Economic growth in Central and Eastern Europe will culminate this year but remain healthy in 2007-2008. The exception is Hungary, which is entering a slowdown. Global deceleration will have a modest impact. The uncertain political situation in Central Europe will continue, but this does not threaten the region's favourable growth, according to SEB's new issue of Eastern European Outlook, which is being published today.
"In the space of only six months, after parliamentary elections in several countries a new political landscape has emerged in Central Europe. This is now resulting in a more expansive fiscal regime in Poland, the Czech Republic and Slovakia, which will provide short-term support to growth. Meanwhile this will make it increasingly difficult to come to grips with large government budget deficits. There are risks that economic instability will increase and that necessary structural reforms will be postponed," says Mikael Johansson of SEB Economic Research, Chief Editor of Eastern European Outlook.
One consequence of the new political situation is that euro zone membership is no longer as high a priority in Central Europe. SEB Economic Research expects Slovakia and the Czech Republic to join in 2011, Poland and Hungary even later. In the Baltic countries, high inflation remains an obstacle to euro zone accession. Delays imply that the Baltics will join in 2010 at the earliest.
In the Baltic countries, labour shortages pose both an inflationary risk and an obstacle to continued rapid economic growth. The situation is exacerbated by adverse trends in demographics and emigration.
"The labour shortage has emerged as one of the most heated issues in political discourse in the Baltics. So far, few steps have been taken to deal with it. The governments would also need to cool off strong domestic demand. Estonia and Latvia show clear signs of overheating, but no fiscal tightening is on the horizon," Mr Johansson says. 
Russia's economy is growing at a healthy pace, with domestic demand as the strongest driving force. High inflation is being dampened somewhat by a degree of rouble appreciation.
"The Russian economy is looking good in the short term, but a low investment level will be a source of concern for growth in a longer perspective. Unanswered questions about the federal government's role in the business sector remain an uncertainty factor in attracting investments," says Bo Enegren of SEB Economic Research.
Since the Bank opened in 1856, generations of customers and employees have made SEB what it is today. This year the Group is celebrating 150 years of longstanding customer relationships, entrepreneurship and international outlook.
The SEB Group is a North European financial group for 400,000 corporate customers and institutions, and 5 million private customers.
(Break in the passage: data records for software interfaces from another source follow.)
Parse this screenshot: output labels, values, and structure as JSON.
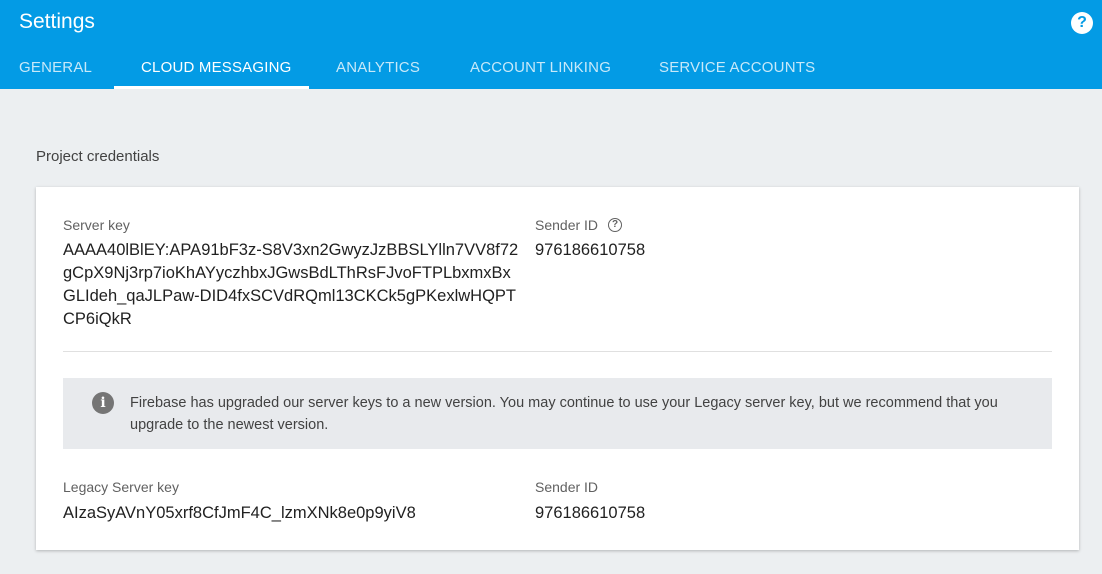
{
  "header": {
    "title": "Settings",
    "help_icon": "help-icon",
    "tabs": [
      {
        "label": "GENERAL",
        "active": false
      },
      {
        "label": "CLOUD MESSAGING",
        "active": true
      },
      {
        "label": "ANALYTICS",
        "active": false
      },
      {
        "label": "ACCOUNT LINKING",
        "active": false
      },
      {
        "label": "SERVICE ACCOUNTS",
        "active": false
      }
    ]
  },
  "section": {
    "label": "Project credentials"
  },
  "credentials": {
    "server_key_label": "Server key",
    "server_key_value": "AAAA40lBlEY:APA91bF3z-S8V3xn2GwyzJzBBSLYlln7VV8f72gCpX9Nj3rp7ioKhAYyczhbxJGwsBdLThRsFJvoFTPLbxmxBxGLIdeh_qaJLPaw-DID4fxSCVdRQml13CKCk5gPKexlwHQPTCP6iQkR",
    "sender_id_label": "Sender ID",
    "sender_id_value": "976186610758",
    "notice_text": "Firebase has upgraded our server keys to a new version. You may continue to use your Legacy server key, but we recommend that you upgrade to the newest version.",
    "legacy_key_label": "Legacy Server key",
    "legacy_key_value": "AIzaSyAVnY05xrf8CfJmF4C_lzmXNk8e0p9yiV8",
    "legacy_sender_id_label": "Sender ID",
    "legacy_sender_id_value": "976186610758"
  },
  "colors": {
    "header": "#039be5",
    "background": "#eceff1",
    "card": "#ffffff"
  }
}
SEB has local presence in the Nordic and Baltic countries, Germany, Poland, the Ukraine and Russia and has a global presence through its international network in another 10 countries.
On 30 June 2006, the Group's total assets amounted to SEK 1,986bn while its assets under management totalled SEK 1,086bn. The Group has about 20,000 employees. Read more about SEB at www.sebgroup.com.
For further information, please contact:
Mikael Johansson, Chief Editor, Eastern European Outlook, SEB Economic Research: tel. +46 8 763 8093, mobile +46 70 372 2826
Bo Enegren, SEB Economic Research: tel. +46 8-763 8594, mobile +46 70 718 0313